*MATERIAL FOR THIS TASK*:

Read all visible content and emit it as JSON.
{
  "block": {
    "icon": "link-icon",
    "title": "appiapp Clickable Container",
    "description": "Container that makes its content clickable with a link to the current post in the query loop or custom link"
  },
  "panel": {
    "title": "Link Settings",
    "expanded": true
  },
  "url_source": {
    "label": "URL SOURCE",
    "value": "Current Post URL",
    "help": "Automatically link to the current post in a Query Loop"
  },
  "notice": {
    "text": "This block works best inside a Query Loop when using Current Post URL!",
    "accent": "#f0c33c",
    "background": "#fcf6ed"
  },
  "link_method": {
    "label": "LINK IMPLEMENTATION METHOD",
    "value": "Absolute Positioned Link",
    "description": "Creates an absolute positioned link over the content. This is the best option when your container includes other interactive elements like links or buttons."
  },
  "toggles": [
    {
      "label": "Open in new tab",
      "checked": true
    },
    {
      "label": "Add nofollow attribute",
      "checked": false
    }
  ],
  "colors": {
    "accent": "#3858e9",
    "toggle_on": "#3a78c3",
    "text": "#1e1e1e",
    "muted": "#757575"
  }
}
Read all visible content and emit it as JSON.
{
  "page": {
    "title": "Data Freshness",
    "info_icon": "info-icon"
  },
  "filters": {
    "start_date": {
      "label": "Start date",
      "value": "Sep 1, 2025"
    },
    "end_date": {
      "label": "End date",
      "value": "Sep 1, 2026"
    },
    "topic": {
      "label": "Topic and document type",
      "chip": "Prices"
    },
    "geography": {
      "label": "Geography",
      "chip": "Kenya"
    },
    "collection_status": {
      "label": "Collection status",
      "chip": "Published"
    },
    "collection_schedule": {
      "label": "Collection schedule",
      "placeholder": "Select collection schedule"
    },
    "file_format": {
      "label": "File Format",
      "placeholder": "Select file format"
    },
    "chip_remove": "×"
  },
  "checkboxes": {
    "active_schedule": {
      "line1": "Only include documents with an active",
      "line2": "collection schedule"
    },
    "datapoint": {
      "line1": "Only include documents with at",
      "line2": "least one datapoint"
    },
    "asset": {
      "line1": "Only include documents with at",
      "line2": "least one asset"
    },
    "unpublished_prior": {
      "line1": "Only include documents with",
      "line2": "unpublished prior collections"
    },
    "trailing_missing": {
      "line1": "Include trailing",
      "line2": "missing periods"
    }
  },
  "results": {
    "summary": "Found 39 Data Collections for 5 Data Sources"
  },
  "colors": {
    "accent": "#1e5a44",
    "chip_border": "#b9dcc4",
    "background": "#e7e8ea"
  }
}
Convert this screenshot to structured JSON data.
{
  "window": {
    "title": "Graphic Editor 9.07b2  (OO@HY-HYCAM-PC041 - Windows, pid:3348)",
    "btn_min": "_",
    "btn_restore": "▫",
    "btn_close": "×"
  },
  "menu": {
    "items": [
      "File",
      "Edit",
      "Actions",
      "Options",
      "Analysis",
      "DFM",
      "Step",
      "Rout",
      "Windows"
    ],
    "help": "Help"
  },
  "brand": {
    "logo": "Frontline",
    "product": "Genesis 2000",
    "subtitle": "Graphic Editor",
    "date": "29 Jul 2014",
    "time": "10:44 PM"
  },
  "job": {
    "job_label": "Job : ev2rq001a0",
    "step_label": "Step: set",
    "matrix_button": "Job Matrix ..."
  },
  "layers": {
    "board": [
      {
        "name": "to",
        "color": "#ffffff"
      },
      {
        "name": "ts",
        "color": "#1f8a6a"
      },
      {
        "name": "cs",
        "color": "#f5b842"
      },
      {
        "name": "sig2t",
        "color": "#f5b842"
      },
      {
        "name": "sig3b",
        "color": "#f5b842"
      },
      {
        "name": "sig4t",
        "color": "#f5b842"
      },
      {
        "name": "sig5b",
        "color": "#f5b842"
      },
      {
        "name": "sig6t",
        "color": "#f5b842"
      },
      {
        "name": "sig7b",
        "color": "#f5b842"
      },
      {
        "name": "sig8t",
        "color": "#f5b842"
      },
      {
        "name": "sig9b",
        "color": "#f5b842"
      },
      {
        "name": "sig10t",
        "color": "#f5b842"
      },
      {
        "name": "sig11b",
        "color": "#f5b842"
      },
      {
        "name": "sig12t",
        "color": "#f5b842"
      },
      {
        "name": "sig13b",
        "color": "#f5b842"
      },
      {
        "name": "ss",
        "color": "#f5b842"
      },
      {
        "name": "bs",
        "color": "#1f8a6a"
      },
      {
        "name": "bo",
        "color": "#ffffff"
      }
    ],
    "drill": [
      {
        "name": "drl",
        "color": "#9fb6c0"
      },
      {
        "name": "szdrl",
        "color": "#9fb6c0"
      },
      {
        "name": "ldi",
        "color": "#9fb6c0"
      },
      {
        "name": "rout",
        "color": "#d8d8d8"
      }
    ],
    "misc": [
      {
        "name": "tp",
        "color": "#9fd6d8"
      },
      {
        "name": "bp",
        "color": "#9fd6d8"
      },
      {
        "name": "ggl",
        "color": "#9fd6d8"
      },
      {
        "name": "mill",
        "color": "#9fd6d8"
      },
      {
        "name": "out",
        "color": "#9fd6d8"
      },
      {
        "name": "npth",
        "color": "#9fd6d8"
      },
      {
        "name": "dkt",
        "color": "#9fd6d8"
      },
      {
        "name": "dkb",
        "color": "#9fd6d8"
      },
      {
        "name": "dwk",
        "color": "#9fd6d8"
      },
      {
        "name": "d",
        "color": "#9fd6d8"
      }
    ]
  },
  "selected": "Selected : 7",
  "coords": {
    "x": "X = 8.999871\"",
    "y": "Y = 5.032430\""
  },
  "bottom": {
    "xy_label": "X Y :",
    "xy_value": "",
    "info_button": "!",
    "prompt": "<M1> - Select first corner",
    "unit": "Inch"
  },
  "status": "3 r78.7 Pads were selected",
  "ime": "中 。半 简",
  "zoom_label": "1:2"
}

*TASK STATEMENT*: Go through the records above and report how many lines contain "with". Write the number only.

*RESPONSE BELOW*: 5